Grats are great grab, but clock is ticking
Lisa Shidler, Investment News, August 18, 2008Time may be running out for financial advisers to use a strategy that can allow clients to pass on hundreds of thousands of dollars to relatives while avoiding gift taxes.
The strategy, which involves using short-term grantor retained annuity trusts, is currently appealing because interest rates are low and the stock market is off from recent highs.
“Clients like [GRATs] because they’re not giving up a dollar of their wealth. All they are sharing is their upside, and they get the first 4%,” said John D. Schuman, an attorney, certified public accountant and adviser with Budros Ruhlin & Roe Inc. in Columbus, Ohio, which manages about $1.4 billion in assets.
“They only give if their assets appreciate more than 4%,” he said. “For little old ladies who think they never have enough, they love it.”
A GRAT is an irrevocable trust. Among clients with assets that are likely to increase in value, it is popular because the appreciation can be passed on tax-free to beneficiaries.
If an individual creates a GRAT with $1 million, they will receive $1 million in annuity payments over the length of the GRAT, which is generally several years. They also will receive interest on that $1 million at a rate — currently 4.2% — set by the Internal Revenue Service.
Any appreciation above 4.2% would go to beneficiaries free of gift tax. A rising market could result in a significant gift.
Clients who start GRATs in the current down market could see considerable asset growth, advisers said. However, if interest rates rise, GRATs make less sense because assets in the trust must appreciate by more than the prevailing rate of interest, advisers said.
Starting GRATS when a bull market is at its peak makes it difficult for the assets to appreciate, advisers said.
Among the pitfalls in this strategy is timing. If a person dies before the term of the GRAT is up, the GRAT is returned to the estate — and will be taxed.

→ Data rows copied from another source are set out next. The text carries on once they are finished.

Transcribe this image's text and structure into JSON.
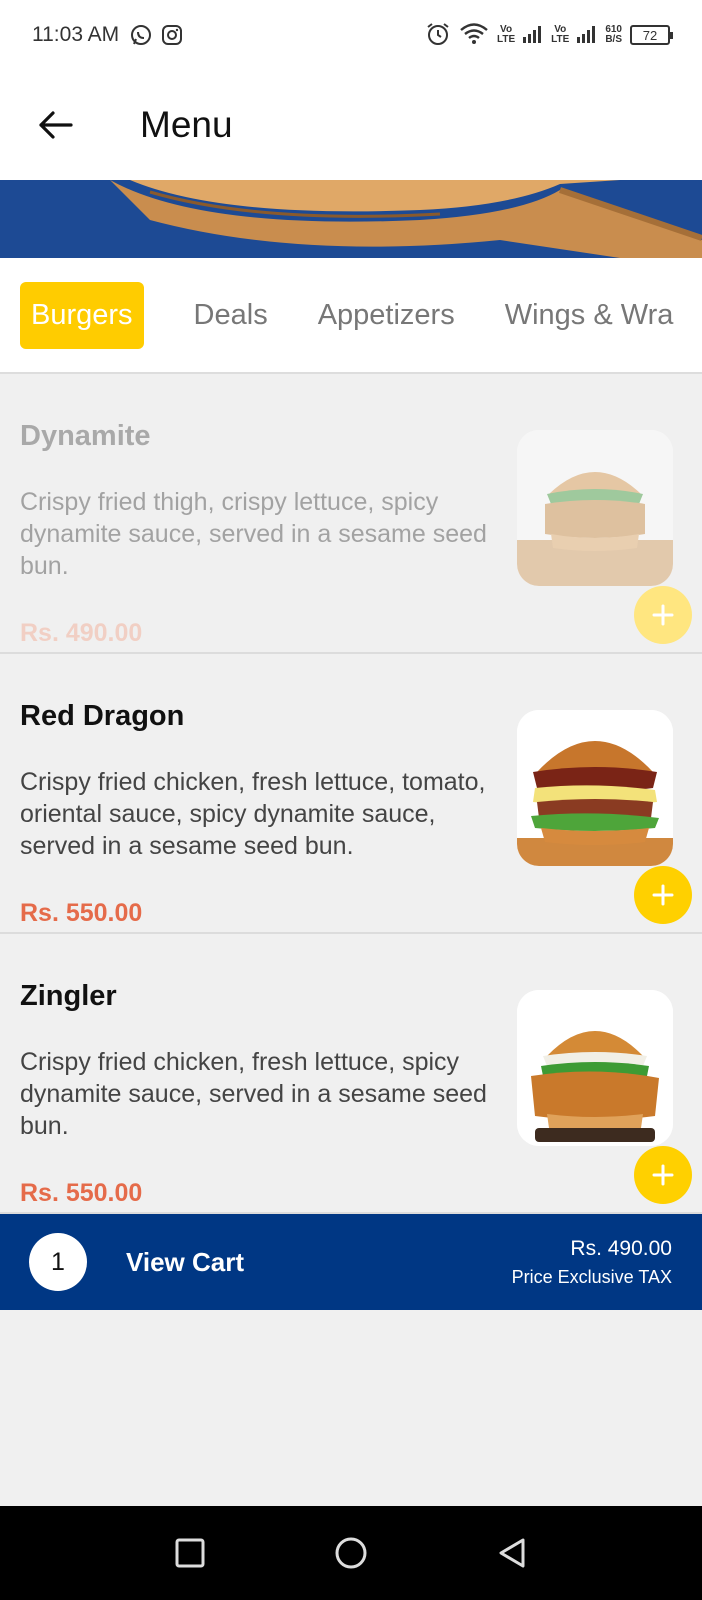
{
  "status_bar": {
    "time": "11:03 AM",
    "sig1_top": "Vo",
    "sig1_bottom": "LTE",
    "sig2_top": "Vo",
    "sig2_bottom": "LTE",
    "speed_top": "610",
    "speed_bottom": "B/S",
    "battery": "72"
  },
  "header": {
    "title": "Menu"
  },
  "tabs": [
    {
      "label": "Burgers",
      "active": true
    },
    {
      "label": "Deals"
    },
    {
      "label": "Appetizers"
    },
    {
      "label": "Wings & Wra"
    }
  ],
  "items": [
    {
      "name": "Dynamite",
      "description": "Crispy fried thigh, crispy lettuce, spicy dynamite sauce, served in a sesame seed bun.",
      "price": "Rs. 490.00"
    },
    {
      "name": "Red Dragon",
      "description": "Crispy fried chicken, fresh lettuce, tomato, oriental sauce, spicy dynamite sauce, served in a sesame seed bun.",
      "price": "Rs. 550.00"
    },
    {
      "name": "Zingler",
      "description": "Crispy fried chicken, fresh lettuce, spicy dynamite sauce, served in a sesame seed bun.",
      "price": "Rs. 550.00"
    }
  ],
  "cart": {
    "count": "1",
    "label": "View Cart",
    "total": "Rs. 490.00",
    "tax_note": "Price Exclusive TAX"
  },
  "colors": {
    "accent": "#ffcc00",
    "price": "#e56b4a",
    "cart_bar": "#003784"
  }
}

It is also important to choose investment options that will increase in value. If there is no appreciation, the strategy is useless.
Taxwise, GRATs are complex products, and advisers must work with attorneys to assure their success, said Maggie Mitchell, vice president of advanced sales for ING Security Life of Denver, which is part of Amsterdam, Netherlands-based ING Groep NV.
Now is the time to act — before interest rates rise, she said.
“The rates are lower now, and you need to do this now,” Ms. Mitchell said. “I’m not surprised that advisers are acting now; it’s the perfect time.”
One downside to the strategy is that a GRAT may appreciate so much that clients end up gifting much more than they intended, Mr. Schuman said. Given that the trust is irrevocable, the gain must be passed on nonetheless.
One client’s GRAT, started when the market had dropped in 2002 and dipped again at the end of 2004, later appreciated by nearly $1 million.
“To be honest with you, the bigger downside is the GRAT can outperform by more than what the clients had intended,” Mr. Schuman said. In this case, he switched the assets in the GRAT, withdrawing stocks that had appreciated while putting in a vacation home.
This allowed the client to transfer to his children the vacation home, which was worth the same as the appreciated GRAT.
Mr. Schuman said that he is replacing depreciated stocks with bonds in GRATs that were set up last year but have underperformed, while also creating new GRATs.
“The GRATs we set up late last year — the portfolio is down, and they had a higher interest rate — they have no shot of winning,” Mr. Schuman said.
If assets don’t appreciate, the strategy is frustrating to clients, said John Koehler, vice president of the retirement and wealth strategies group at Jackson National Life Distributors LLC in Denver. But even if the assets don’t appreciate, the clients aren’t out any money, he said.
“The strategy has limited downside with an unlimited upside potential. The IRS isn’t giving away something for free,” Mr. Koehler said.
“There has to be some risk by the grantor,” he said. “A GRAT is really driven by interest rates, and low interest rates make the strategy more attractive.”
The GRAT works especially well for clients who have family businesses, said Seamus Smith, an estate-planning attorney with Vold & Morris LLC in Leawood, Kan. Annuity payments can be made in company stock, and any appreciation will go gift tax free to relatives.
For family businesses, this is a popular estate-planning tool, said Samuel R. Scott, a certified financial planner with Sunrise Advisors Inc. in Leawood, who has worked with Mr. Smith to create GRATs. Mr. Scott’s firm manages $130 million.
“We’re seeing demographics changing,” he said. “People are thinking of what they are going to do when they’re winding down their business.”
Even if the GRAT doesn’t appreciate more than the interest rate, investors don’t lose anything, said Susan Elser, a certified financial planner with Indianapolis-based Elser Financial Planning Inc. It just means that no gifts go to children or family members.
“I’ve also seen GRATs where the asset did not grow … so the children did not benefit from it,” Ms. Elser wrote in an e-mail. “But incurring the legal fee to establish the GRAT, and possibly a valuation expense, are the only downside in that case.”